The Desk Effect
Why does sitting at a desk all day make us so tired? Do you feel fatigued, sore or head achy after a long day's work behind a computer? Osteopath Etienne explains the physical mechanics and pitfalls of an immobile and faulty posture at work.
What is it?
How unpleasant is it to feel physically run down or achy after spending a day at work being immobile most of the time.
As a result symptoms often are chronic lower back pain (dull ache, soreness, tightness, stiffness, etc..), tension in between the shoulder blades and upper shoulders, muscular cramps around buttock and thigh area, as well as headaches, neck tensions and/or general fatigue.
It is normal to wonder how such an umbrella of symptoms is caused, symptoms that often stop you from enjoying your evening, doing physical activity at the same time as improving your posture.
These aches and pains are easily explained, and are attributed to an unequal share of our loads, weight and muscle function due to a wrong posture... Some parts of your body end up taking more function and weight than others, and honestly, how easy it is to drift away from the thought of sitting properly when the mind and eyes are focusing on one or often several computer screens?

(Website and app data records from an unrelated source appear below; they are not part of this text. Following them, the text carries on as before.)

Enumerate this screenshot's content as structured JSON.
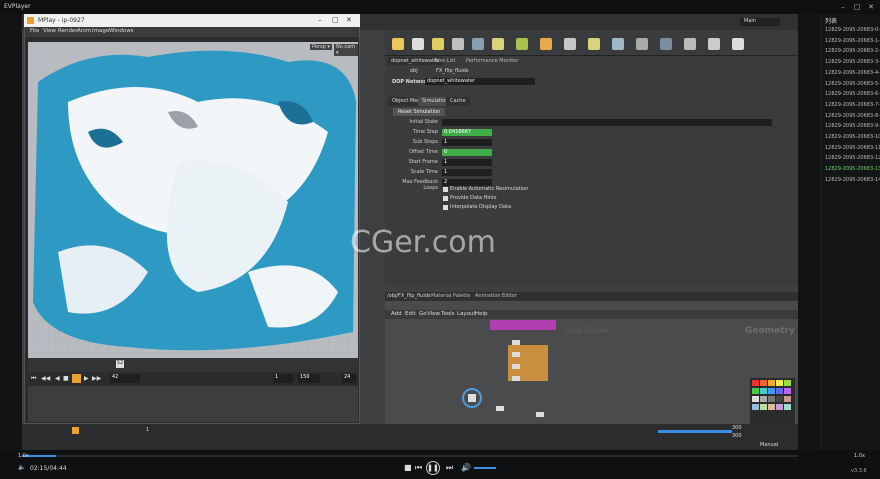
{
  "player": {
    "title": "EVPlayer",
    "elapsed": "02:15/04:44",
    "speed_left": "1.0x",
    "speed_right": "1.0x",
    "version": "v3.3.6",
    "watermark": "CGer.com",
    "playlist_header": "列表",
    "playlist": [
      "12829-2095-20683-0-W",
      "12829-2095-20683-1-Gr",
      "12829-2095-20683-2-D",
      "12829-2095-20683-3-Fl",
      "12829-2095-20683-4-S",
      "12829-2095-20683-5-R",
      "12829-2095-20683-6-Sc",
      "12829-2095-20683-7-S",
      "12829-2095-20683-8-Sp",
      "12829-2095-20683-9-C",
      "12829-2095-20683-10-",
      "12829-2095-20683-11-",
      "12829-2095-20683-12-",
      "12829-2095-20683-13-",
      "12829-2095-20683-14-"
    ],
    "active_index": 13
  },
  "mplay": {
    "title": "MPlay - ip-0927",
    "menu": [
      "File",
      "View",
      "Render",
      "Anim",
      "Image",
      "Windows"
    ],
    "frame": "42",
    "range_start": "1",
    "range_end": "150",
    "fps": "24",
    "tick_current": "52"
  },
  "houdini": {
    "desktop": "Main",
    "tabs": [
      "dopnet_whitewater",
      "Take List",
      "Performance Monitor"
    ],
    "path": "obj",
    "node_path": "FX_flip_fluids",
    "network_label": "DOP Network",
    "network_name": "dopnet_whitewater",
    "param_tabs": [
      "Object Merge",
      "Simulation",
      "Cache"
    ],
    "reset_button": "Reset Simulation",
    "params": [
      {
        "label": "Initial State",
        "value": ""
      },
      {
        "label": "Time Step",
        "value": "0.0416667"
      },
      {
        "label": "Sub Steps",
        "value": "1"
      },
      {
        "label": "Offset Time",
        "value": "0"
      },
      {
        "label": "Start Frame",
        "value": "1"
      },
      {
        "label": "Scale Time",
        "value": "1"
      },
      {
        "label": "Max Feedback Loops",
        "value": "2"
      }
    ],
    "checkboxes": [
      "Enable Automatic Resimulation",
      "Provide Data Hints",
      "Interpolate Display Data"
    ],
    "net_tabs": [
      "/obj/FX_flip_fluids",
      "Material Palette",
      "Animation Editor"
    ],
    "net_menu": [
      "Add",
      "Edit",
      "Go",
      "View",
      "Tools",
      "Layout",
      "Help"
    ],
    "net_context": "Geometry",
    "net_subtitle": "Solo Solver",
    "timeline_end": "300",
    "timeline_end2": "300",
    "timeline_frame": "1",
    "auto_update": "Manual"
  }
}
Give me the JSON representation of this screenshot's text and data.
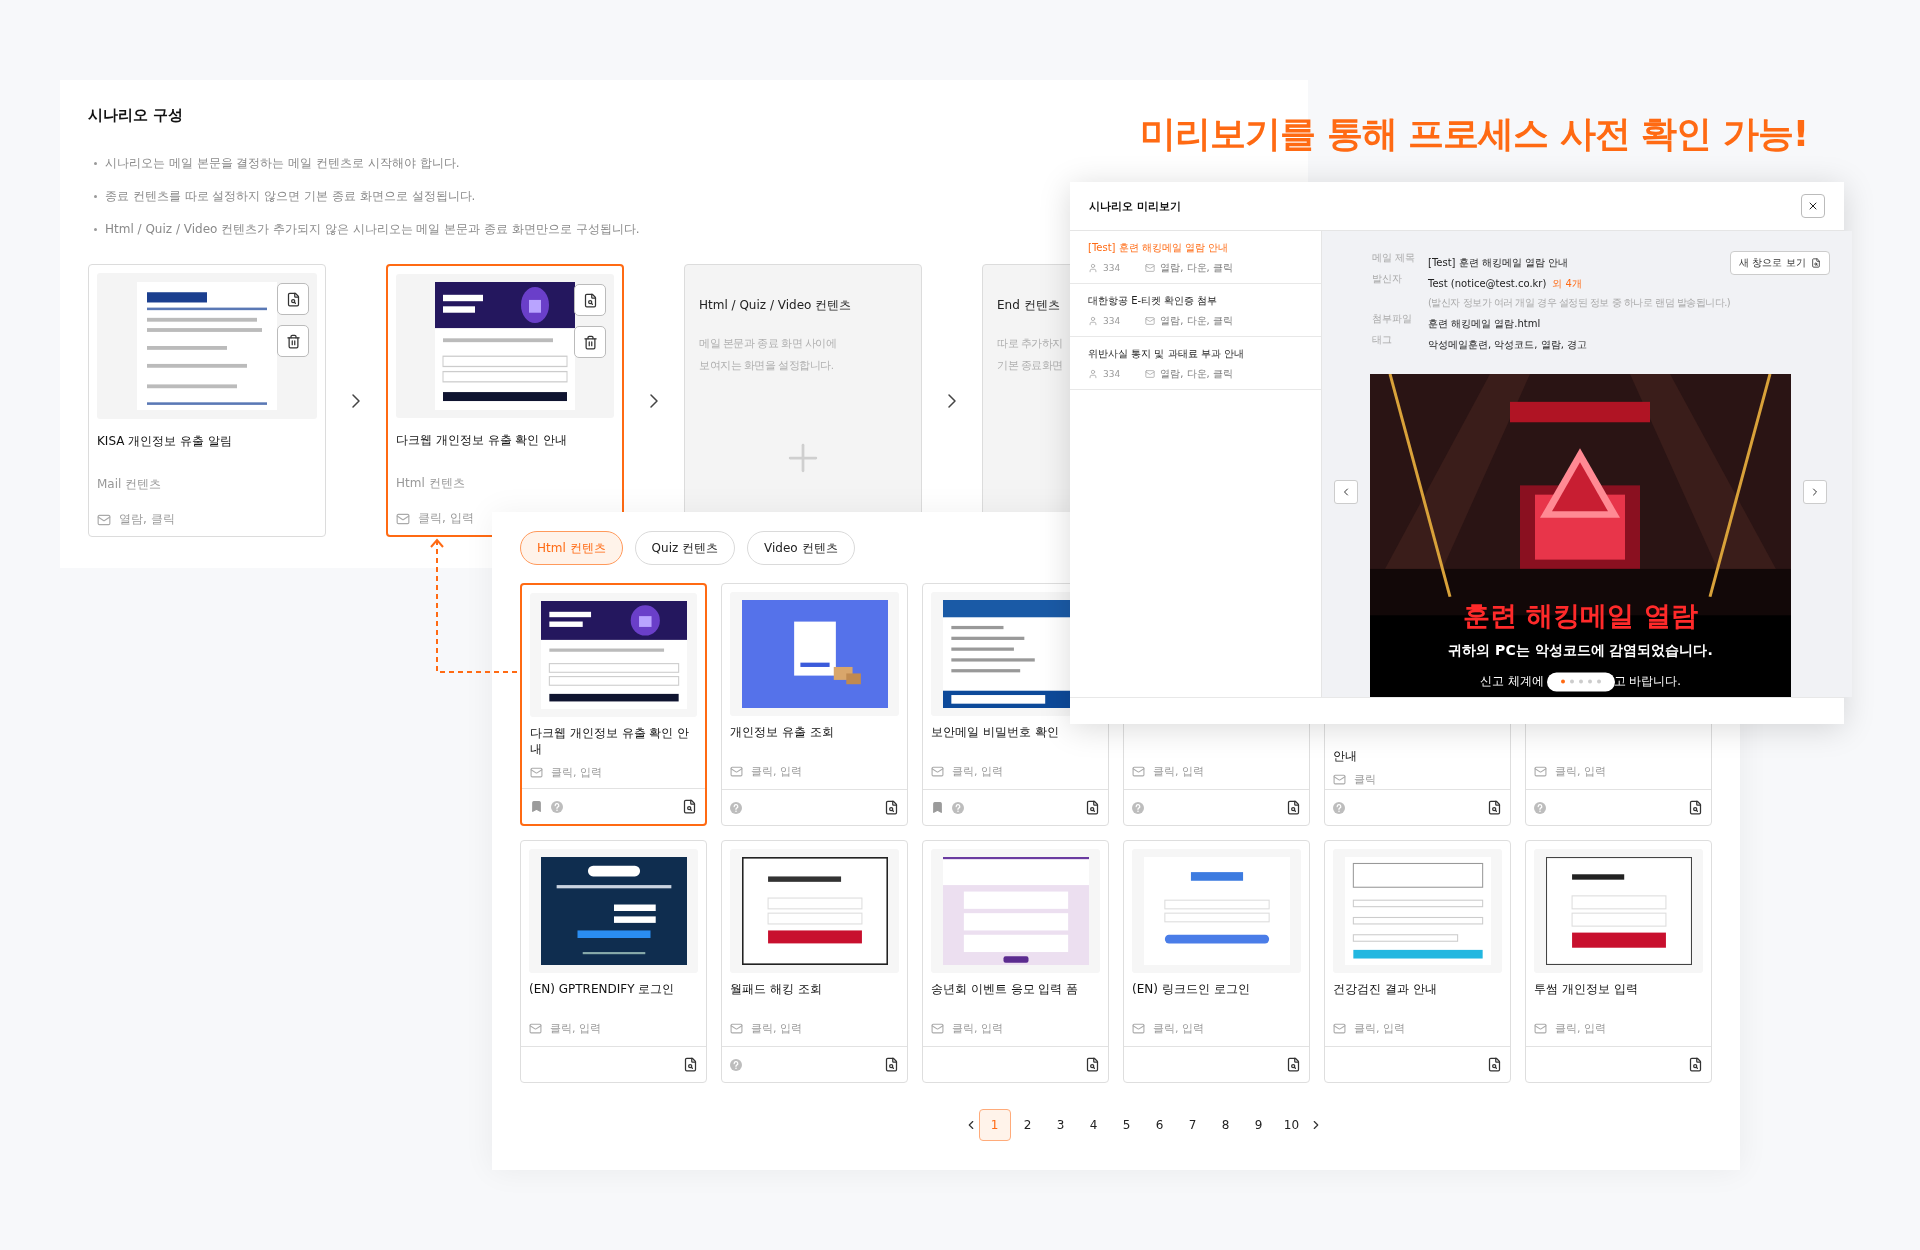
{
  "headline": "미리보기를 통해 프로세스 사전 확인 가능!",
  "scenario": {
    "title": "시나리오 구성",
    "notes": [
      "시나리오는 메일 본문을 결정하는 메일 컨텐츠로 시작해야 합니다.",
      "종료 컨텐츠를 따로 설정하지 않으면 기본 종료 화면으로 설정됩니다.",
      "Html / Quiz / Video 컨텐츠가 추가되지 않은 시나리오는 메일 본문과 종료 화면만으로 구성됩니다."
    ],
    "steps": [
      {
        "kind": "content",
        "title": "KISA 개인정보 유출 알림",
        "type": "Mail 컨텐츠",
        "actions": "열람, 클릭",
        "selected": false
      },
      {
        "kind": "content",
        "title": "다크웹 개인정보 유출 확인 안내",
        "type": "Html 컨텐츠",
        "actions": "클릭, 입력",
        "selected": true
      },
      {
        "kind": "empty",
        "title": "Html / Quiz / Video 컨텐츠",
        "lines": [
          "메일 본문과 종료 화면 사이에",
          "보여지는 화면을 설정합니다."
        ],
        "add_icon": true
      },
      {
        "kind": "empty",
        "title": "End 컨텐츠",
        "lines": [
          "따로 추가하지",
          "기본 종료화면"
        ]
      }
    ]
  },
  "picker": {
    "tabs": [
      {
        "label": "Html 컨텐츠",
        "selected": true
      },
      {
        "label": "Quiz 컨텐츠",
        "selected": false
      },
      {
        "label": "Video 컨텐츠",
        "selected": false
      }
    ],
    "cards": [
      {
        "title": "다크웹 개인정보 유출 확인 안내",
        "actions": "클릭, 입력",
        "selected": true,
        "bookmark": true,
        "help": true
      },
      {
        "title": "개인정보 유출 조회",
        "actions": "클릭, 입력",
        "selected": false,
        "bookmark": false,
        "help": true
      },
      {
        "title": "보안메일 비밀번호 확인",
        "actions": "클릭, 입력",
        "selected": false,
        "bookmark": true,
        "help": true
      },
      {
        "actions": "클릭, 입력",
        "selected": false,
        "bookmark": false,
        "help": true
      },
      {
        "title_tail": "안내",
        "actions": "클릭",
        "selected": false,
        "bookmark": false,
        "help": true
      },
      {
        "actions": "클릭, 입력",
        "selected": false,
        "bookmark": false,
        "help": true
      },
      {
        "title": "(EN) GPTRENDIFY 로그인",
        "actions": "클릭, 입력",
        "selected": false,
        "bookmark": false,
        "help": false
      },
      {
        "title": "월패드 해킹 조회",
        "actions": "클릭, 입력",
        "selected": false,
        "bookmark": false,
        "help": true
      },
      {
        "title": "송년회 이벤트 응모 입력 폼",
        "actions": "클릭, 입력",
        "selected": false,
        "bookmark": false,
        "help": false
      },
      {
        "title": "(EN) 링크드인 로그인",
        "actions": "클릭, 입력",
        "selected": false,
        "bookmark": false,
        "help": false
      },
      {
        "title": "건강검진 결과 안내",
        "actions": "클릭, 입력",
        "selected": false,
        "bookmark": false,
        "help": false
      },
      {
        "title": "투썸 개인정보 입력",
        "actions": "클릭, 입력",
        "selected": false,
        "bookmark": false,
        "help": false
      }
    ],
    "pages": [
      {
        "label": "1",
        "selected": true
      },
      {
        "label": "2",
        "selected": false
      },
      {
        "label": "3",
        "selected": false
      },
      {
        "label": "4",
        "selected": false
      },
      {
        "label": "5",
        "selected": false
      },
      {
        "label": "6",
        "selected": false
      },
      {
        "label": "7",
        "selected": false
      },
      {
        "label": "8",
        "selected": false
      },
      {
        "label": "9",
        "selected": false
      },
      {
        "label": "10",
        "selected": false
      }
    ]
  },
  "preview": {
    "title": "시나리오 미리보기",
    "list": [
      {
        "title": "[Test] 훈련 해킹메일 열람 안내",
        "recipients": "334",
        "actions": "열람, 다운, 클릭",
        "selected": true
      },
      {
        "title": "대한항공 E-티켓 확인증 첨부",
        "recipients": "334",
        "actions": "열람, 다운, 클릭",
        "selected": false
      },
      {
        "title": "위반사실 통지 및 과태료 부과 안내",
        "recipients": "334",
        "actions": "열람, 다운, 클릭",
        "selected": false
      }
    ],
    "fields": [
      {
        "label": "메일 제목",
        "value": "[Test] 훈련 해킹메일 열람 안내"
      },
      {
        "label": "발신자",
        "value": "Test (notice@test.co.kr)",
        "extra": "외 4개",
        "note": "(발신자 정보가 여러 개일 경우 설정된 정보 중 하나로 랜덤 발송됩니다.)"
      },
      {
        "label": "첨부파일",
        "value": "훈련 해킹메일 열람.html"
      },
      {
        "label": "태그",
        "value": "악성메일훈련, 악성코드, 열람, 경고"
      }
    ],
    "open_button": "새 창으로 보기",
    "email": {
      "headline": "훈련 해킹메일 열람",
      "message": "귀하의 PC는 악성코드에 감염되었습니다.",
      "footer_start": "신고 체계에",
      "footer_end": "고 바랍니다."
    },
    "slides": [
      {
        "selected": true
      },
      {
        "selected": false
      },
      {
        "selected": false
      },
      {
        "selected": false
      },
      {
        "selected": false
      }
    ]
  }
}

Therefore, we will often find ourselves with a chest leaning over the desk, a curved upper back that is maintained in a fixed flexion and a very extended neck along with an elevated chin leveling to the screen level.
Does it have a name?
This situation is medically determined as an Upper Cross Syndrome (UCS).
On a short term, this poor posture will push your muscles to be simply strained and overactive. However, after a while, both anterior and posterior muscles become shortened, weak and that is when the impact on the posture is considered chronic, even when the person is standing, bringing a visual change of neck, shoulder and chest muscles.
The chronicity of a poor posture will lead to a continuation of these muscular strains and fatigue as well as accelerating age related degeneration (spinal arthritis).
Activities like reading, watching TV, biking, driving and using a laptop/phone can also emphasize that continual poor posture if not done correctly.
How can you fix it?
The first approach to changing this poor posture would be to follow certain exercises daily.
The first exercises can be done sitting and consist into retracting both shoulder blades, sticking them in the back pockets, at the same time as tucking in the chin.
This position should be maintained between 5 to 10 minutes and repeated several times a day.
Similarly, a lying exercise is advised, as it requires a bit more muscular mobilization. The following one should only be done for 3-5 minutes and should include breaks.
At the gym, the following exercises should be highlighted in order to optimize the recovery: Face pull, Seated row, shoulder bench press, squats.
Along with exercises, it is also really important to bring a change into the daily habits, and apply a peculiar attention to your sitting posture.
Sitting should be done as far back as possible in the chair, with both forearms resting partially at least on the desk (with elbows in an angle more than 90 degrees) and an extended back optimizing a straight neck and posture.
Finally, the combination of Osteopathy and Physiotherapy is recommended, especially if the situation has been maintained for a long time and when there is pain. Symptoms will be relieved and restrictions will be ruled out sooner in order to speed up the recovery. Alleviation, recovery and prevention is the ultimate key.
by Etienne Simonnet - Osteopath at The Round Clinic
>> Get in contact